- [WHAT NEEDS TO BE DONE]:
Scan the material for the word "this" and return every matching line.

____

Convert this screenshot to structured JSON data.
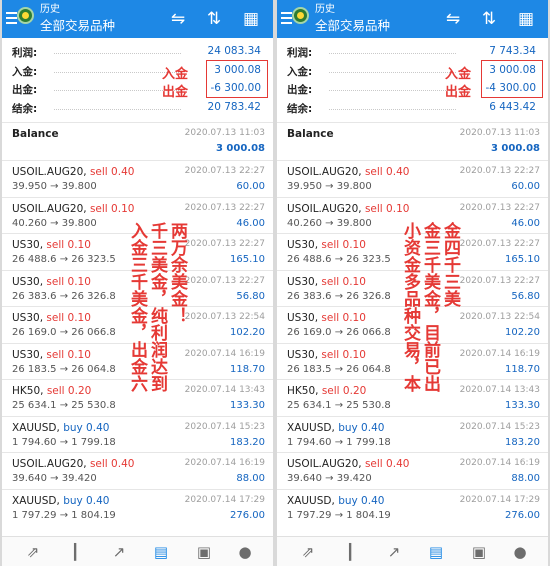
{
  "panels": [
    {
      "header": {
        "subtitle": "历史",
        "title": "全部交易品种"
      },
      "summary": [
        {
          "label": "利润:",
          "value": "24 083.34"
        },
        {
          "label": "入金:",
          "value": "3 000.08"
        },
        {
          "label": "出金:",
          "value": "-6 300.00"
        },
        {
          "label": "结余:",
          "value": "20 783.42"
        }
      ],
      "annotation_small": [
        "入金",
        "出金"
      ],
      "annotation_vertical": [
        "两万余美金！",
        "千三美金，纯利润达到",
        "入金三千美金，出金六"
      ],
      "deals": [
        {
          "symbol": "Balance",
          "action": "",
          "price": "",
          "date": "2020.07.13 11:03",
          "value": "3 000.08"
        },
        {
          "symbol": "USOIL.AUG20,",
          "action": "sell 0.40",
          "price": "39.950 → 39.800",
          "date": "2020.07.13 22:27",
          "value": "60.00"
        },
        {
          "symbol": "USOIL.AUG20,",
          "action": "sell 0.10",
          "price": "40.260 → 39.800",
          "date": "2020.07.13 22:27",
          "value": "46.00"
        },
        {
          "symbol": "US30,",
          "action": "sell 0.10",
          "price": "26 488.6 → 26 323.5",
          "date": "2020.07.13 22:27",
          "value": "165.10"
        },
        {
          "symbol": "US30,",
          "action": "sell 0.10",
          "price": "26 383.6 → 26 326.8",
          "date": "2020.07.13 22:27",
          "value": "56.80"
        },
        {
          "symbol": "US30,",
          "action": "sell 0.10",
          "price": "26 169.0 → 26 066.8",
          "date": "2020.07.13 22:54",
          "value": "102.20"
        },
        {
          "symbol": "US30,",
          "action": "sell 0.10",
          "price": "26 183.5 → 26 064.8",
          "date": "2020.07.14 16:19",
          "value": "118.70"
        },
        {
          "symbol": "HK50,",
          "action": "sell 0.20",
          "price": "25 634.1 → 25 530.8",
          "date": "2020.07.14 13:43",
          "value": "133.30"
        },
        {
          "symbol": "XAUUSD,",
          "action": "buy 0.40",
          "price": "1 794.60 → 1 799.18",
          "date": "2020.07.14 15:23",
          "value": "183.20"
        },
        {
          "symbol": "USOIL.AUG20,",
          "action": "sell 0.40",
          "price": "39.640 → 39.420",
          "date": "2020.07.14 16:19",
          "value": "88.00"
        },
        {
          "symbol": "XAUUSD,",
          "action": "buy 0.40",
          "price": "1 797.29 → 1 804.19",
          "date": "2020.07.14 17:29",
          "value": "276.00"
        }
      ]
    },
    {
      "header": {
        "subtitle": "历史",
        "title": "全部交易品种"
      },
      "summary": [
        {
          "label": "利润:",
          "value": "7 743.34"
        },
        {
          "label": "入金:",
          "value": "3 000.08"
        },
        {
          "label": "出金:",
          "value": "-4 300.00"
        },
        {
          "label": "结余:",
          "value": "6 443.42"
        }
      ],
      "annotation_small": [
        "入金",
        "出金"
      ],
      "annotation_vertical": [
        "金四千三美",
        "金三千美金，目前已出",
        "小资金多品种交易，本"
      ],
      "deals": [
        {
          "symbol": "Balance",
          "action": "",
          "price": "",
          "date": "2020.07.13 11:03",
          "value": "3 000.08"
        },
        {
          "symbol": "USOIL.AUG20,",
          "action": "sell 0.40",
          "price": "39.950 → 39.800",
          "date": "2020.07.13 22:27",
          "value": "60.00"
        },
        {
          "symbol": "USOIL.AUG20,",
          "action": "sell 0.10",
          "price": "40.260 → 39.800",
          "date": "2020.07.13 22:27",
          "value": "46.00"
        },
        {
          "symbol": "US30,",
          "action": "sell 0.10",
          "price": "26 488.6 → 26 323.5",
          "date": "2020.07.13 22:27",
          "value": "165.10"
        },
        {
          "symbol": "US30,",
          "action": "sell 0.10",
          "price": "26 383.6 → 26 326.8",
          "date": "2020.07.13 22:27",
          "value": "56.80"
        },
        {
          "symbol": "US30,",
          "action": "sell 0.10",
          "price": "26 169.0 → 26 066.8",
          "date": "2020.07.13 22:54",
          "value": "102.20"
        },
        {
          "symbol": "US30,",
          "action": "sell 0.10",
          "price": "26 183.5 → 26 064.8",
          "date": "2020.07.14 16:19",
          "value": "118.70"
        },
        {
          "symbol": "HK50,",
          "action": "sell 0.20",
          "price": "25 634.1 → 25 530.8",
          "date": "2020.07.14 13:43",
          "value": "133.30"
        },
        {
          "symbol": "XAUUSD,",
          "action": "buy 0.40",
          "price": "1 794.60 → 1 799.18",
          "date": "2020.07.14 15:23",
          "value": "183.20"
        },
        {
          "symbol": "USOIL.AUG20,",
          "action": "sell 0.40",
          "price": "39.640 → 39.420",
          "date": "2020.07.14 16:19",
          "value": "88.00"
        },
        {
          "symbol": "XAUUSD,",
          "action": "buy 0.40",
          "price": "1 797.29 → 1 804.19",
          "date": "2020.07.14 17:29",
          "value": "276.00"
        }
      ]
    }
  ],
  "toolbar_icons": [
    "sort-icon",
    "updown-icon",
    "calendar-icon"
  ],
  "bottom_icons": [
    "quotes-icon",
    "chart-icon",
    "trade-icon",
    "history-icon",
    "news-icon",
    "messages-icon"
  ],
  "colors": {
    "header": "#1e88e5",
    "accent": "#1565c0",
    "sell": "#e53935",
    "note": "#e53935"
  }
}
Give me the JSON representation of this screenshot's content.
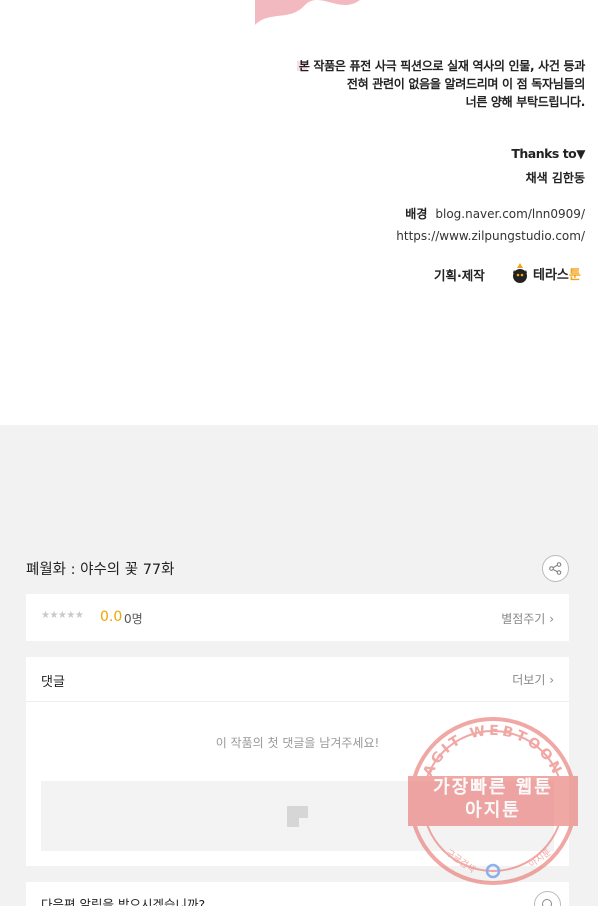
{
  "artwork": {
    "notice_lines": [
      "본 작품은 퓨전 사극 픽션으로 실재 역사의 인물, 사건 등과",
      "전혀 관련이 없음을 알려드리며 이 점 독자님들의",
      "너른 양해 부탁드립니다."
    ],
    "thanks": "Thanks to",
    "thanks_arrow": "▼",
    "colorist": "채색 김한동",
    "background_label": "배경",
    "background_url": "blog.naver.com/lnn0909/",
    "studio_url": "https://www.zilpungstudio.com/",
    "production_label": "기획·제작",
    "brand_name": "테라스",
    "brand_suffix": "툰",
    "splash_color": "#f3b9c1"
  },
  "episode": {
    "title": "폐월화 : 야수의 꽃 77화",
    "share_icon": "share-icon"
  },
  "rating": {
    "stars": "★★★★★",
    "score": "0.0",
    "count": "0명",
    "rate_button": "별점주기",
    "chevron": "›"
  },
  "comments": {
    "label": "댓글",
    "more_button": "더보기",
    "chevron": "›",
    "empty_message": "이 작품의 첫 댓글을 남겨주세요!",
    "input_icon": "sticker-icon"
  },
  "notify": {
    "text": "다음편 알림을 받으시겠습니까?",
    "icon": "bell-icon"
  },
  "watermark": {
    "ring_text": "AGIT WEBTOON",
    "line1": "가장빠른 웹툰",
    "line2": "아지툰",
    "bottom_left": "구글검색",
    "bottom_right": "아지툰",
    "color": "#e8736f"
  }
}
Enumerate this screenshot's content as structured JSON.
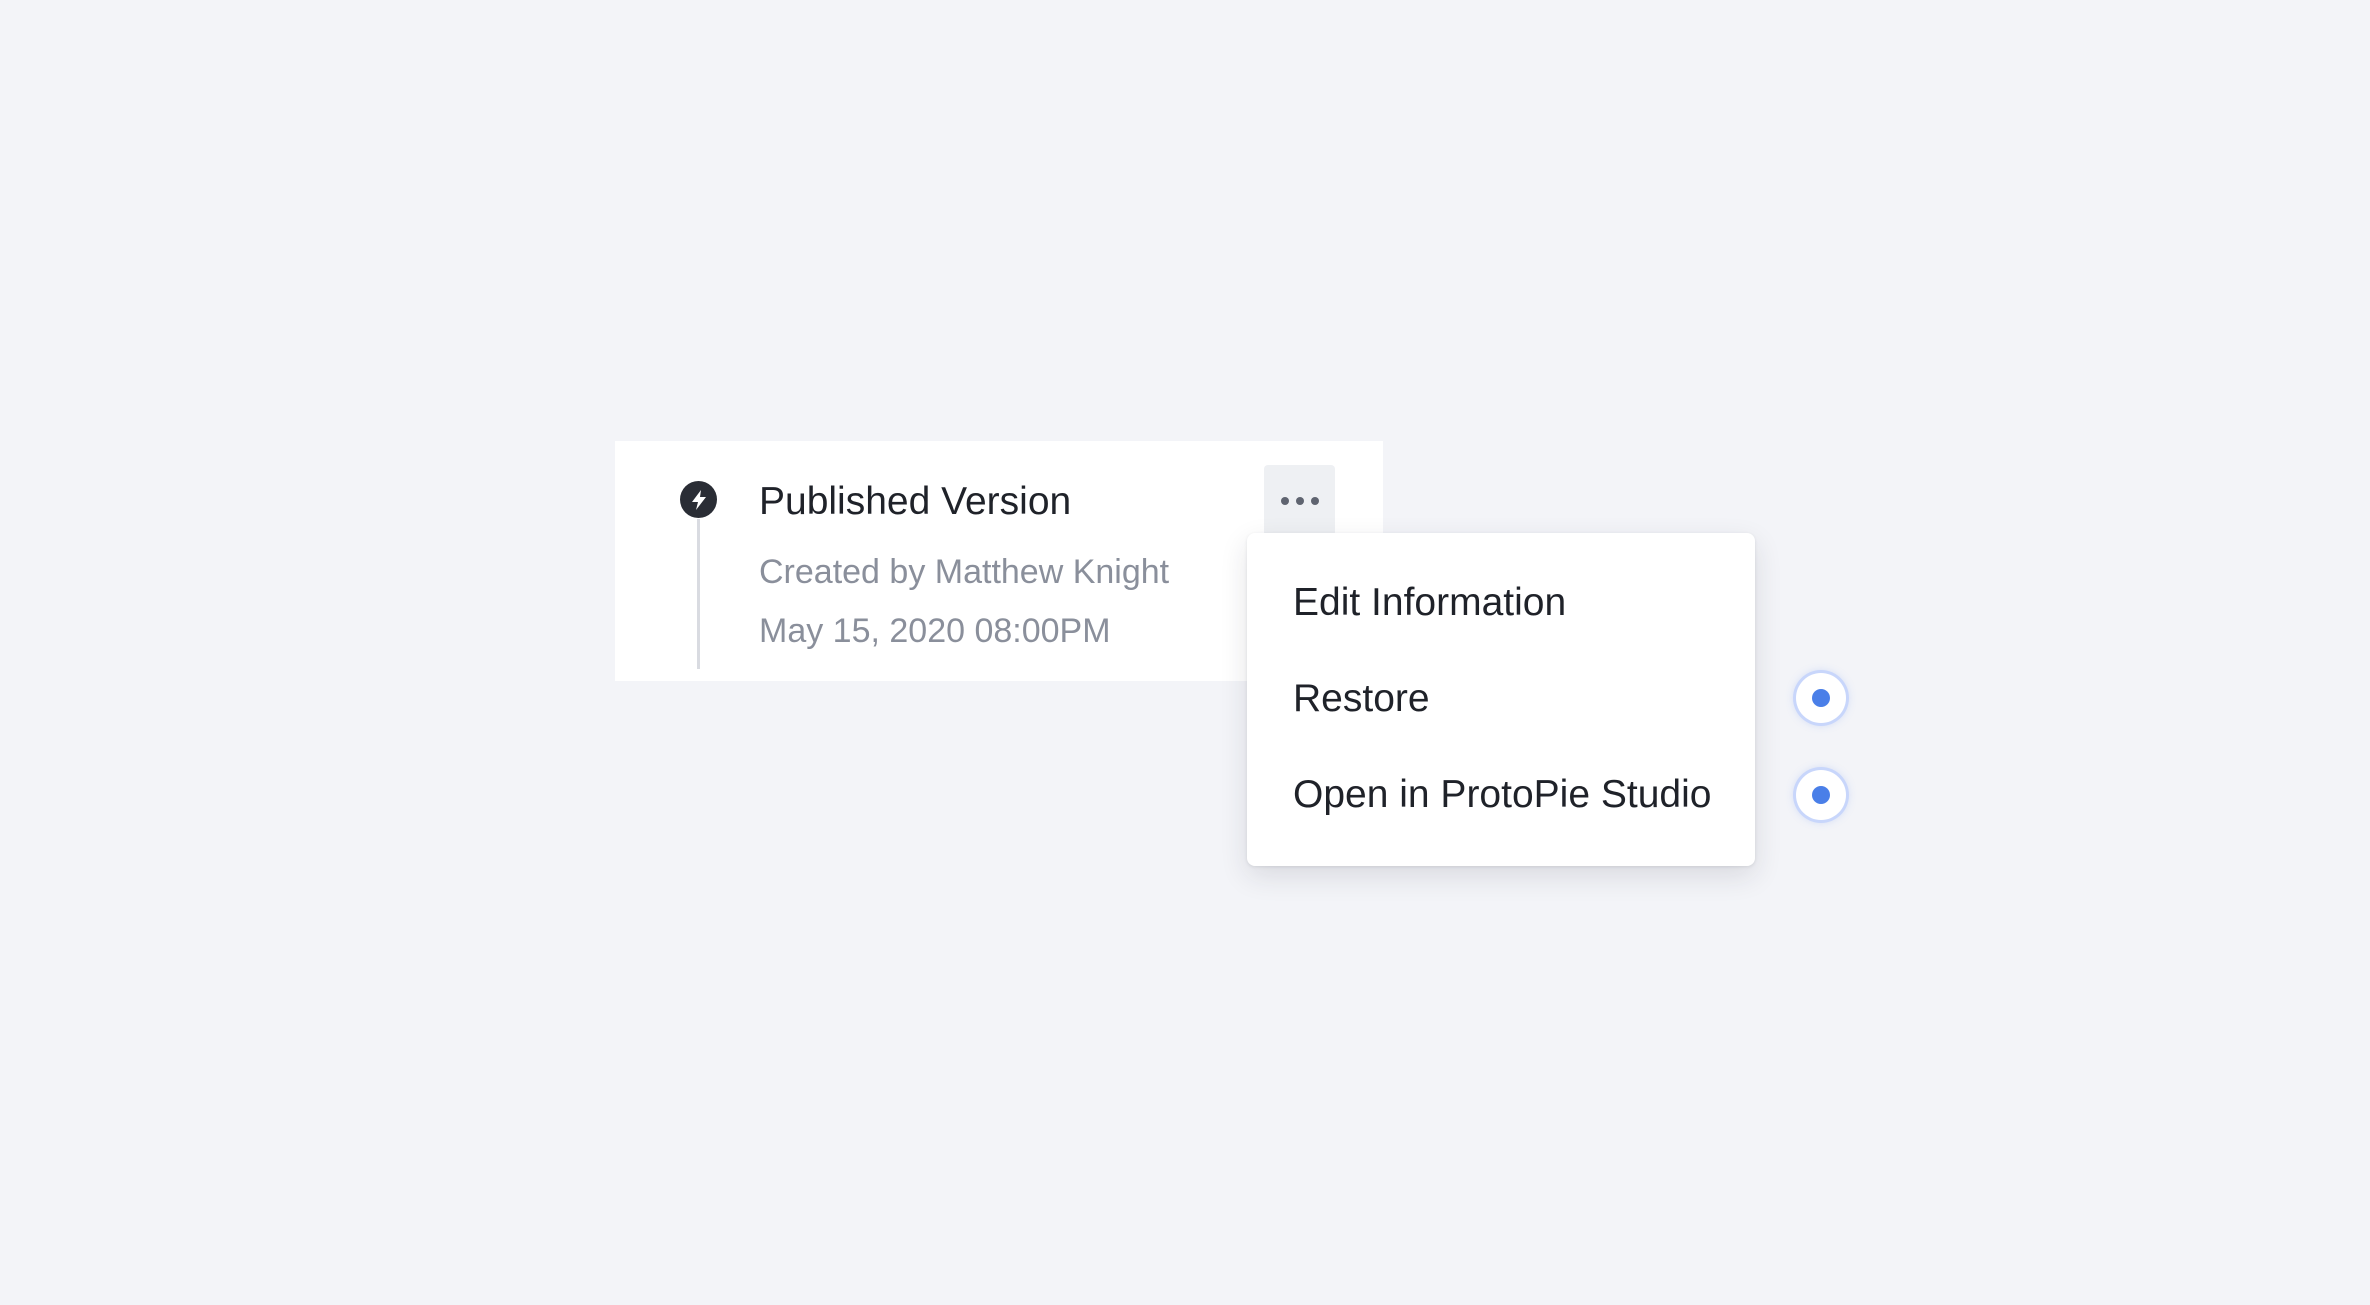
{
  "version_card": {
    "title": "Published Version",
    "author": "Created by Matthew Knight",
    "date": "May 15, 2020 08:00PM",
    "status_icon": "bolt-icon",
    "more_icon": "more-horizontal-icon"
  },
  "menu": {
    "items": [
      {
        "label": "Edit Information"
      },
      {
        "label": "Restore"
      },
      {
        "label": "Open in ProtoPie Studio"
      }
    ]
  },
  "colors": {
    "background": "#f3f4f8",
    "text_primary": "#1f2229",
    "text_secondary": "#8a8f9b",
    "hotspot_blue": "#4a7fe8"
  }
}
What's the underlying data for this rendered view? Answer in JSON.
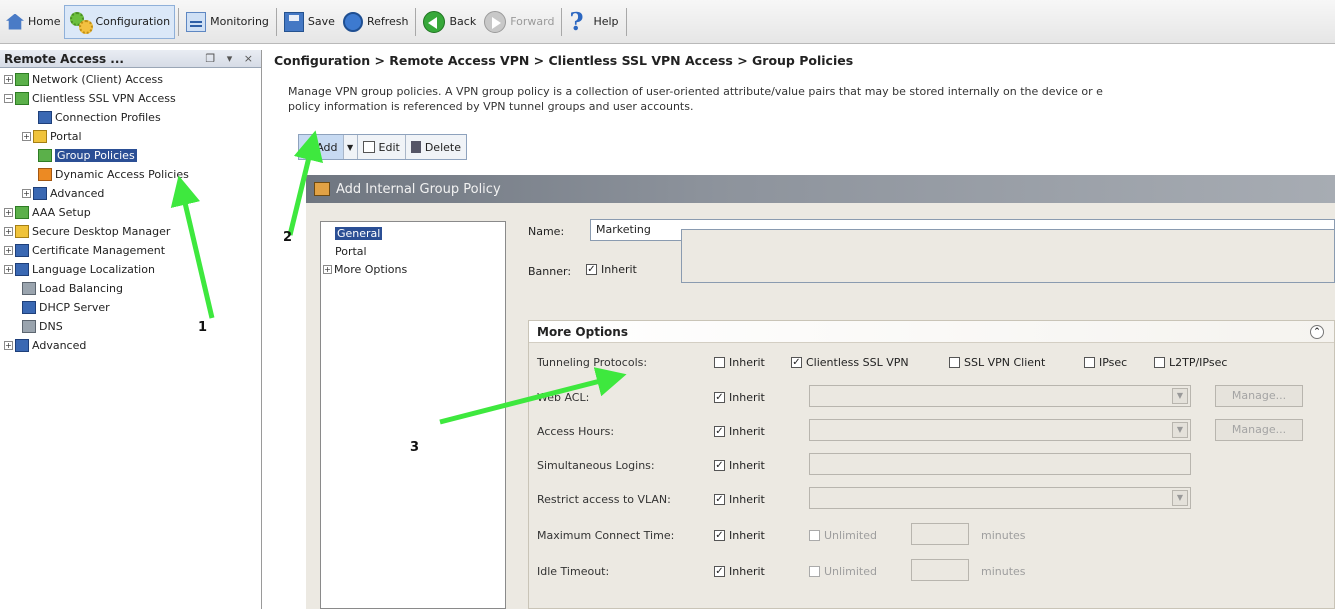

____

- [OUTPUT BELOW]:
Convert this screenshot to structured JSON data.
Give me the JSON representation of this screenshot's content.
Enumerate this screenshot's content as structured JSON.
What's the underlying data for this rendered view? Answer in JSON.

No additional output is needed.